It’s also obvious that Kurelek wanted to impress the staff at the Maudsley Hospital by showing how acutely self-aware he was of his condition. It’s enough just to read his description of the painting and how he explains the symbolism behind each vignette that makes up this intricate composition to realize that he was, in fact, translating into visual language the product of his therapy sessions. We are very lucky to have this roadmap at all, for without it we would get just as stuck in this maze of thoughts and fears as he was.
The painting shows the skull of the artist split in two, as he lies on the ground, in a wheat field. The first half of the skull takes up much of the composition, and it’s presented as a maze, reminiscent of a dollhouse, in which Kurelek’s personal, political, religious and cultural concerns are displayed in highly intricate vignettes. At the very center, we can see a white rat, completely immobilized and unable to escape the maze of misery. It’s not even trying. The rat is the artist’s soul animal, as he explained it. And if you follow the red ribbon, at the top of the painting, this will lead you to the second half of the skull, barely visible in the far right.
Kurelek identified himself – and this skull representation – with the inside of a Hollow Man. This is a direct reference to T.S. Eliot’s The Hollow Men, which draws parallels between the poem and the artist’s self-awareness and perception that he was a broken, lost soul. In light of this, the poem’s famous last lines (This is the way the world ends/Not with a bang, but with a whimper) amplify the paralysis and pain in which the white rat finds itself in Kurelek’s painting.
Of all the vignettes that the artist presents, I have found most endearing the ones about his relationship with the opposite sex. In one of them, he couples the fear of bullying and being beaten up by other boys with being ridiculed by girls. In another one, a merry-go-round of rag dolls symbolizes his lack of coordination and talent for dancing, which must have been a debilitating factor during the dreaded school dances. Last but not least, a bull galloping towards a cow in heat represents the artist’s fear of the animal side in him when it came to sex. I’m sure many of us can relate to these apprehensions and anxieties, though we might not be as self-aware about our own internal landscape.
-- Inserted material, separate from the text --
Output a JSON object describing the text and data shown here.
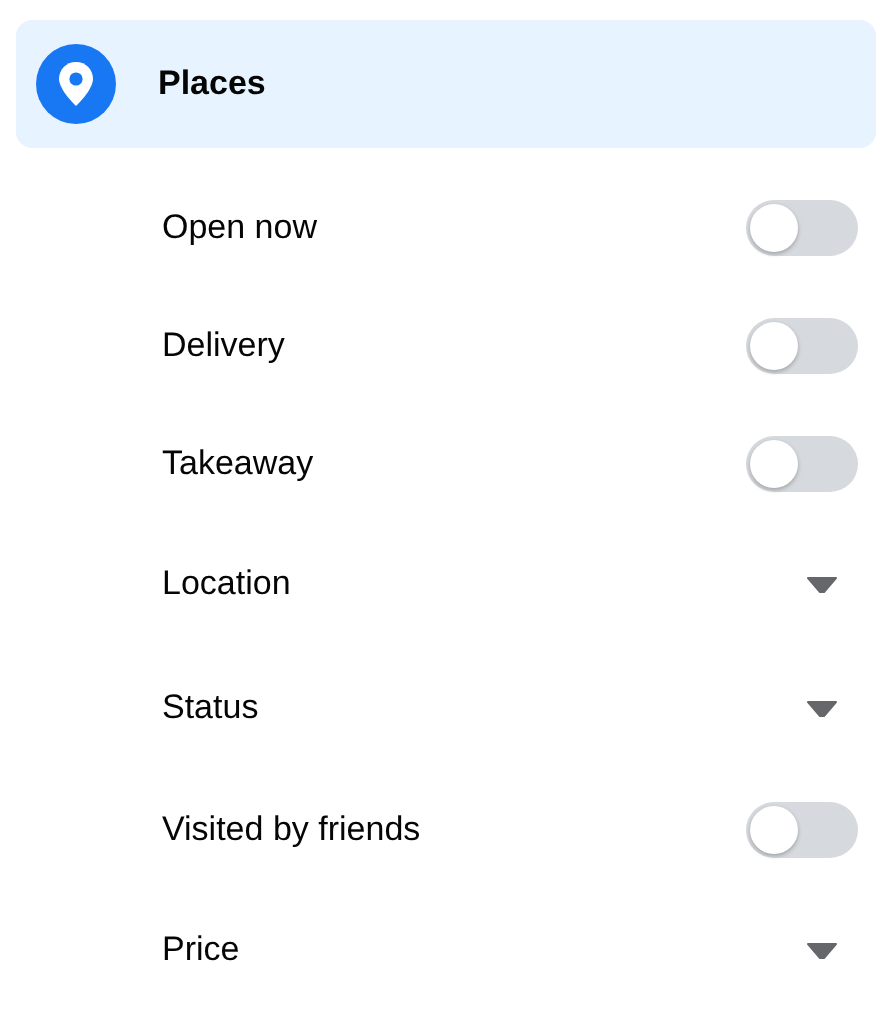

And now I’ll leave you with this interactive website that will help you further explore the painting.
Oh, and you’ll be pleased to know that Kurelek eventually escaped his maze, as his 1971 painting Out of the Maze attests.